- What you should do: How many of the lines below contain "Term"? Reply with only that figure.

[Opening Material to process section]

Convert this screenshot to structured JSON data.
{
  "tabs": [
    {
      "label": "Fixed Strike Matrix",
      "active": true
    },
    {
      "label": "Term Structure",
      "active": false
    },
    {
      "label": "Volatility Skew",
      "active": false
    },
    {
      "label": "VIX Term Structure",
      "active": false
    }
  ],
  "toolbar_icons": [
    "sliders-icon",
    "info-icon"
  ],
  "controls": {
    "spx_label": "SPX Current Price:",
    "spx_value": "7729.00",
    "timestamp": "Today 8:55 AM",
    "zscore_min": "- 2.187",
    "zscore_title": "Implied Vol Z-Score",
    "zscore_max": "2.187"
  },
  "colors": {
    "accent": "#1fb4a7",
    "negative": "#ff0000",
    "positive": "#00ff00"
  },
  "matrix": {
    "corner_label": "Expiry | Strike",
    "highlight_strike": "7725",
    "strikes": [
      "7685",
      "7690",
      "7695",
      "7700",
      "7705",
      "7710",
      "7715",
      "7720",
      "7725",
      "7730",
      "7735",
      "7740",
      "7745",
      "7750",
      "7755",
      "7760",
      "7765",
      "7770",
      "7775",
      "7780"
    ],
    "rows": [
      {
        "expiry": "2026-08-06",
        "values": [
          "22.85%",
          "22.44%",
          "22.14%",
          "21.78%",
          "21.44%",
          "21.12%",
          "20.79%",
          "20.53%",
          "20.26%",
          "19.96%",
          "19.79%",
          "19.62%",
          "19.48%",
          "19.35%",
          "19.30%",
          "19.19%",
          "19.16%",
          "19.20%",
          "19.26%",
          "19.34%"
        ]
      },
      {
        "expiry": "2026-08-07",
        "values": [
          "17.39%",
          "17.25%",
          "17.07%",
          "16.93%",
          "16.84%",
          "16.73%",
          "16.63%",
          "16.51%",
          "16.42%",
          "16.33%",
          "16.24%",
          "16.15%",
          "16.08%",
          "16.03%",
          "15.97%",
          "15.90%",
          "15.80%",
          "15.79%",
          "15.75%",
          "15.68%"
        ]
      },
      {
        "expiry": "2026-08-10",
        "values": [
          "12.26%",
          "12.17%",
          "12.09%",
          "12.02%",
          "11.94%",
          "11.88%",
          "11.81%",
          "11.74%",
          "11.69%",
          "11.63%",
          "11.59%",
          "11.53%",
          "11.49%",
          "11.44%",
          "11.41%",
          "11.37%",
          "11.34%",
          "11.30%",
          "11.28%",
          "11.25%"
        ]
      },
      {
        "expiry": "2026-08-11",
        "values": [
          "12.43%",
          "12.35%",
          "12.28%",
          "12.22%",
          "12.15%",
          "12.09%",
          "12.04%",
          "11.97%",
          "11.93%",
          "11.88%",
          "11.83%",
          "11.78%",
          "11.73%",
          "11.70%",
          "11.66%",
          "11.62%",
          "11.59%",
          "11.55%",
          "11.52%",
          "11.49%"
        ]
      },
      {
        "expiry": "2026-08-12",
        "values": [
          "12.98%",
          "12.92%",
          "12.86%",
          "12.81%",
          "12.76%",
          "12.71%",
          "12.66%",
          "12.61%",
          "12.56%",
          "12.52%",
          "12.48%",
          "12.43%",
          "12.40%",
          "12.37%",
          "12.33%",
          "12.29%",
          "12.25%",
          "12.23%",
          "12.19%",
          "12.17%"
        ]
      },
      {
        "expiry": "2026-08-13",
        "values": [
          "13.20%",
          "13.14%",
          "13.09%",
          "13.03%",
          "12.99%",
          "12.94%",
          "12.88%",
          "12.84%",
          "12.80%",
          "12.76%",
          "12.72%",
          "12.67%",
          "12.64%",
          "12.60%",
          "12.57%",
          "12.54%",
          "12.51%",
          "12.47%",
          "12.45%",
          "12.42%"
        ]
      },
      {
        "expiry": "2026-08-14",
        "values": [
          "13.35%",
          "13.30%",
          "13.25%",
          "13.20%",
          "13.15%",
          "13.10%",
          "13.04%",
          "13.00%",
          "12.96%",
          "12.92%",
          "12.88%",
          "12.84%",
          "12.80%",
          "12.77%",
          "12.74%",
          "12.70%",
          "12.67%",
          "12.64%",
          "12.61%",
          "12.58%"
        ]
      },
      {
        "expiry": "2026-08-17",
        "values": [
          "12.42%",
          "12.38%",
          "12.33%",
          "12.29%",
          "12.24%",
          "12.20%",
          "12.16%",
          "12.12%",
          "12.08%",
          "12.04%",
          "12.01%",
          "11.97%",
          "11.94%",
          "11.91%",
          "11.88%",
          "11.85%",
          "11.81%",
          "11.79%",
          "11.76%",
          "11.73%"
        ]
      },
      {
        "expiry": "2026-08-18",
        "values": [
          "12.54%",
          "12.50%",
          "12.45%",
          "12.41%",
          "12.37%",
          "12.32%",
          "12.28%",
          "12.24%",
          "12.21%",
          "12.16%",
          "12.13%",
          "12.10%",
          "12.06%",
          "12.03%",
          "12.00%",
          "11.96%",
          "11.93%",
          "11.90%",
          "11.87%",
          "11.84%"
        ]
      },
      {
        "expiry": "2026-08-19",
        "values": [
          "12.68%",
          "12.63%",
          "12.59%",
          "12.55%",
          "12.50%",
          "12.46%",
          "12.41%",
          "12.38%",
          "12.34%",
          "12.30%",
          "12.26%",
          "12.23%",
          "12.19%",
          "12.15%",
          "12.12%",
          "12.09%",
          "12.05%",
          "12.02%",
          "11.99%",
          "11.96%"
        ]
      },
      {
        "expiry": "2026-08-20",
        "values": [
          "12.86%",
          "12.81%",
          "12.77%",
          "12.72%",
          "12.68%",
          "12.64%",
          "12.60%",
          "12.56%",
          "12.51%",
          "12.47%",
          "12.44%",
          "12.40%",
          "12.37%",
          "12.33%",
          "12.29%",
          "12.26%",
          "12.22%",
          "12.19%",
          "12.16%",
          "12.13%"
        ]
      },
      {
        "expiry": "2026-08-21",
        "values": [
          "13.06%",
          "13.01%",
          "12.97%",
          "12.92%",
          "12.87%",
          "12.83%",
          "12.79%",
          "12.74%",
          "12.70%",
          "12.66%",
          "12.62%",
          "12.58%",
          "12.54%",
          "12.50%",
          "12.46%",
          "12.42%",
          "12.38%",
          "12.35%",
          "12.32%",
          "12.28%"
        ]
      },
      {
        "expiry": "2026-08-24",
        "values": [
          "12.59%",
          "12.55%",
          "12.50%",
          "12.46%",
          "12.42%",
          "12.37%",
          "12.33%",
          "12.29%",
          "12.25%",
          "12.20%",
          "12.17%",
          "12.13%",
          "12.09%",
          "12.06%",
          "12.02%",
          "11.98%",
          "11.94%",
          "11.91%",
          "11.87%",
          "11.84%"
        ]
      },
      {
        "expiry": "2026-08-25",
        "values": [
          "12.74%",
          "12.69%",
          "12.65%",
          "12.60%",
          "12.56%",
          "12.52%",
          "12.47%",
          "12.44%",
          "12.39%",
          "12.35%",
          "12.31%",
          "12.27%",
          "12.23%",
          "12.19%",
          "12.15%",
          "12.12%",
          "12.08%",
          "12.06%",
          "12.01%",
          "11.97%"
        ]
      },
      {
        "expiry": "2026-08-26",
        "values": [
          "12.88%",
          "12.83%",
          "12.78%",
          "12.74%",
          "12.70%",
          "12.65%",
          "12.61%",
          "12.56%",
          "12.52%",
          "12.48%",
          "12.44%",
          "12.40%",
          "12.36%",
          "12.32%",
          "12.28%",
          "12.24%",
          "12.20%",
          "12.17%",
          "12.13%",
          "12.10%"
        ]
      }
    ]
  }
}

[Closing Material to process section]

- Exercise solution: 2